▶ Data to use:

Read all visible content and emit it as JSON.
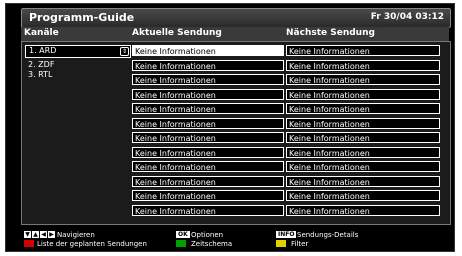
{
  "header": {
    "title": "Programm-Guide",
    "datetime": "Fr 30/04 03:12"
  },
  "columns": {
    "channels": "Kanäle",
    "current": "Aktuelle Sendung",
    "next": "Nächste Sendung"
  },
  "channels": [
    "1. ARD",
    "2. ZDF",
    "3. RTL"
  ],
  "rows": [
    {
      "current": "Keine Informationen",
      "next": "Keine Informationen"
    },
    {
      "current": "Keine Informationen",
      "next": "Keine Informationen"
    },
    {
      "current": "Keine Informationen",
      "next": "Keine Informationen"
    },
    {
      "current": "Keine Informationen",
      "next": "Keine Informationen"
    },
    {
      "current": "Keine Informationen",
      "next": "Keine Informationen"
    },
    {
      "current": "Keine Informationen",
      "next": "Keine Informationen"
    },
    {
      "current": "Keine Informationen",
      "next": "Keine Informationen"
    },
    {
      "current": "Keine Informationen",
      "next": "Keine Informationen"
    },
    {
      "current": "Keine Informationen",
      "next": "Keine Informationen"
    },
    {
      "current": "Keine Informationen",
      "next": "Keine Informationen"
    },
    {
      "current": "Keine Informationen",
      "next": "Keine Informationen"
    },
    {
      "current": "Keine Informationen",
      "next": "Keine Informationen"
    }
  ],
  "footer": {
    "nav_label": "Navigieren",
    "nav_icons": [
      "arrow-down-icon",
      "arrow-up-icon",
      "arrow-left-icon",
      "arrow-right-icon"
    ],
    "ok_key": "OK",
    "ok_label": "Optionen",
    "info_key": "INFO",
    "info_label": "Sendungs-Details",
    "red_label": "Liste der geplanten Sendungen",
    "green_label": "Zeitschema",
    "yellow_label": "Filter",
    "colors": {
      "red": "#d40000",
      "green": "#00a000",
      "yellow": "#e0d000"
    }
  }
}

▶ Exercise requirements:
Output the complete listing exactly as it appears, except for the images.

▶ Answer:
Read all visible content and emit it as JSON.
{
  "header": {
    "title": "Programm-Guide",
    "datetime": "Fr 30/04 03:12"
  },
  "columns": {
    "channels": "Kanäle",
    "current": "Aktuelle Sendung",
    "next": "Nächste Sendung"
  },
  "channels": [
    "1. ARD",
    "2. ZDF",
    "3. RTL"
  ],
  "rows": [
    {
      "current": "Keine Informationen",
      "next": "Keine Informationen"
    },
    {
      "current": "Keine Informationen",
      "next": "Keine Informationen"
    },
    {
      "current": "Keine Informationen",
      "next": "Keine Informationen"
    },
    {
      "current": "Keine Informationen",
      "next": "Keine Informationen"
    },
    {
      "current": "Keine Informationen",
      "next": "Keine Informationen"
    },
    {
      "current": "Keine Informationen",
      "next": "Keine Informationen"
    },
    {
      "current": "Keine Informationen",
      "next": "Keine Informationen"
    },
    {
      "current": "Keine Informationen",
      "next": "Keine Informationen"
    },
    {
      "current": "Keine Informationen",
      "next": "Keine Informationen"
    },
    {
      "current": "Keine Informationen",
      "next": "Keine Informationen"
    },
    {
      "current": "Keine Informationen",
      "next": "Keine Informationen"
    },
    {
      "current": "Keine Informationen",
      "next": "Keine Informationen"
    }
  ],
  "footer": {
    "nav_label": "Navigieren",
    "nav_icons": [
      "arrow-down-icon",
      "arrow-up-icon",
      "arrow-left-icon",
      "arrow-right-icon"
    ],
    "ok_key": "OK",
    "ok_label": "Optionen",
    "info_key": "INFO",
    "info_label": "Sendungs-Details",
    "red_label": "Liste der geplanten Sendungen",
    "green_label": "Zeitschema",
    "yellow_label": "Filter",
    "colors": {
      "red": "#d40000",
      "green": "#00a000",
      "yellow": "#e0d000"
    }
  }
}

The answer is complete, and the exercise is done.